Dave Housley is the author of Ryan Seacrest is Famous and one of the founders of Barrelhouse magazine. While the Sandusky scandal unraveled, Dave, a Penn State employee, wrote what I thought was the most thoughtful and insightful pieces of writing I’d read about what it was like to be part of the Penn State community. Now, he and his coeditor Sheila Squillante, a senior lecturer in the Penn State English Department and a graduate of Penn State’s MFA program, are compiling their own essays with the work of others into a new book entitled Notes From Inside a Burst Bubble: Penn Staters on the Penn State Scandal. I asked Dave some questions about the book, and here’s what he said:
What will we see inside this book?
It’s a collection of writing by “inside Penn State” people – faculty, staff, alumni, students, and people who live here in State College – about the Sandusky scandal and what it was like to be a part of the community as the whole thing unfolded.
It’s not a football book or a Joe Paterno book or even a Sandusky book – I think it’s a book about identity. In my essay that’s included in the book, I wrote: “We are Penn State. So the question is this: are we who we thought we were?” You won’t see excuses or explanations. Nobody is defending what happened or the people involved or even the school itself.
Why did you decide to put this book together?
The original impetus was that there was so much great, heartbreaking, honest writing happening. My friend Sheila Squillante, who works at Penn State as well, and I thought that it would be a good idea to pull all of this stuff together in one place. We had each
written something, and the social media was going crazy with people sharing other essays or blog posts, commenting and building on each other, and we thought, there’s a whole conversation happening here. The idea of the book was to document that conversation.
There are lots of people who lump the whole of Penn State into the scandal, who think that we’re all brainwashed, that we were only worried about the football coach and not about what happened to those kids. I don’t know if this book can change anybody’s mind about that, but I think if you read it, you’ll at least have a sense for how heartbreaking it was here, and how profoundly angry, sad, and affected a lot of people in this community were at the time and continue to be.
What is your connection to Penn State?
I was born here and my wife Lori and I both grew up in Selinsgrove, Pennsylvania. I went to college elsewhere and then we moved to DC for 17 years. Then, four years ago, when my son was two, we started feeling like maybe there was a better place for us to be. We started looking around and fell in love with State College. A year or so after moving, I got a job at Penn State doing web strategy for Penn State Outreach.

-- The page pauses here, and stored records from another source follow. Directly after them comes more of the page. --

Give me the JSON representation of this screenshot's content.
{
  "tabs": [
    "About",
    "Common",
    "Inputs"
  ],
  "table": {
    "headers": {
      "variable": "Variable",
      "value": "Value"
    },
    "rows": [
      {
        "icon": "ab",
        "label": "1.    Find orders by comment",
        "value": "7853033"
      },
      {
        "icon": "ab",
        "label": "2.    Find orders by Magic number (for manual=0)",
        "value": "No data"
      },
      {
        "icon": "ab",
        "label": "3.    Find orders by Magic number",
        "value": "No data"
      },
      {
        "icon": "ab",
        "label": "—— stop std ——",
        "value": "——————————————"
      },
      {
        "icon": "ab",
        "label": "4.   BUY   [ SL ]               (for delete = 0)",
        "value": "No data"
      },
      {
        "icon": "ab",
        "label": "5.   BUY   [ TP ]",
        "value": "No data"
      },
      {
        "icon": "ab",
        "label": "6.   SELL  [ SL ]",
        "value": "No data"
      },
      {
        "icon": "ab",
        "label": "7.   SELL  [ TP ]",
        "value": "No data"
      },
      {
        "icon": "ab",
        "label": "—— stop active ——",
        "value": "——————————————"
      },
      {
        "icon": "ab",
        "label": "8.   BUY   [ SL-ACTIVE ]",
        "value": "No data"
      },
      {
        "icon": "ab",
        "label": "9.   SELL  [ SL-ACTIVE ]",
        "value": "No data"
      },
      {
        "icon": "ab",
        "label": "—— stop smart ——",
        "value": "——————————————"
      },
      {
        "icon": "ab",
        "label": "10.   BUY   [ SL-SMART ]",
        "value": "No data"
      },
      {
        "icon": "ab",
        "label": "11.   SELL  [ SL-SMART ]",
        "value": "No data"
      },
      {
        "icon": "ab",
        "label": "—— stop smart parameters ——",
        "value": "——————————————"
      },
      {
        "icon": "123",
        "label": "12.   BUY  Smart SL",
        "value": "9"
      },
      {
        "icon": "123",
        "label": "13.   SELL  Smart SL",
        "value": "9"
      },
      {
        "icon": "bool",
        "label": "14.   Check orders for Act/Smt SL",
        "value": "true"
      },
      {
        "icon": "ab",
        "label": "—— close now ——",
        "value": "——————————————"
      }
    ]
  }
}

To those of us outside Happy Valley, can you briefly explain what the community is like?
It’s a wonderful community. The school system is amazing. It’s very safe. There’s a lot going on – theater, music, readings, big time sports, and that kind of thing – because of the University. There are decent restaurants. My commute takes about eight minutes in the car, half an hour on my bike. Other than when there’s a home football game, traffic doesn’t really exist here.
The town is also inextricably connected to the university. The school is the largest employer. Lots of people have lived here for generations, or they went to Penn State and moved back here, or they’re students who are maybe the second, third, fourth generation of Penn Staters.
What is your favorite Penn State football memory?
Probably the last football game this year. No matter what you think about Penn State and the role of the football program in what happened here, I think you had to be pulling for the kids who decided to stay here this year. They could have gone elsewhere, every single one of them, but they made a decision to stay and try to rebuild under the worst of circumstances. They wound up having a good year and won their final game at home in overtime. It was a nice way for that to end, and it was a nice story all year long, and one that I think isn’t as complicated. Those kids clearly had nothing to do with what happened years ago.
You have contributors who have written for national publications as well as undergrads publishing for the first time. How do the divergent voices add to the quality of the product?
I think it really adds a depth to the whole thing. We have people like Michael Weinreb writing in Grantland, or Michael Berube in the New York Times, and their voices are mixed in with some freshmen from Sheila’s composition class.
Those kids were already being asked to consider what “We are Penn State” means as a part of this class, even before the scandal, so their thoughts are poignant, and visceral. There are also several essays from faculty members, about what it was like to teach through the scandal. There’s an article about teaching The Kite Runner, for instance, which is really fascinating.
I should also say that there’s no cohesive viewpoint presented in the pieces. There are people I don’t necessarily agree with, or whose ideas don’t represent how I feel or felt. What we were looking for was the range of experiences and emotions, and I think the book does a good job of conveying that range.
Anything else you want to add?
We don’t expect that this book will solve anything. It’s not a band-aid. There’s nothing solvable here, no quick fix for what happened. The authors’ are very well aware that their words aren’t going to heal anybody. In most cases, they’re working through a sense of helplessness, an inability to fix what went wrong and uncertainty about what could possibly happen next.
Sheila and I aren’t taking any money, and the writers aren’t being paid. After the cost of printing and reprint rights, we’ll donate any and all profits to the Rape, Abuse and Incest National Network (RAINN), the nation’s largest anti-sexual violence organization.
Also, Dave needs a little cash to get this project going. You can preorder a book and help out.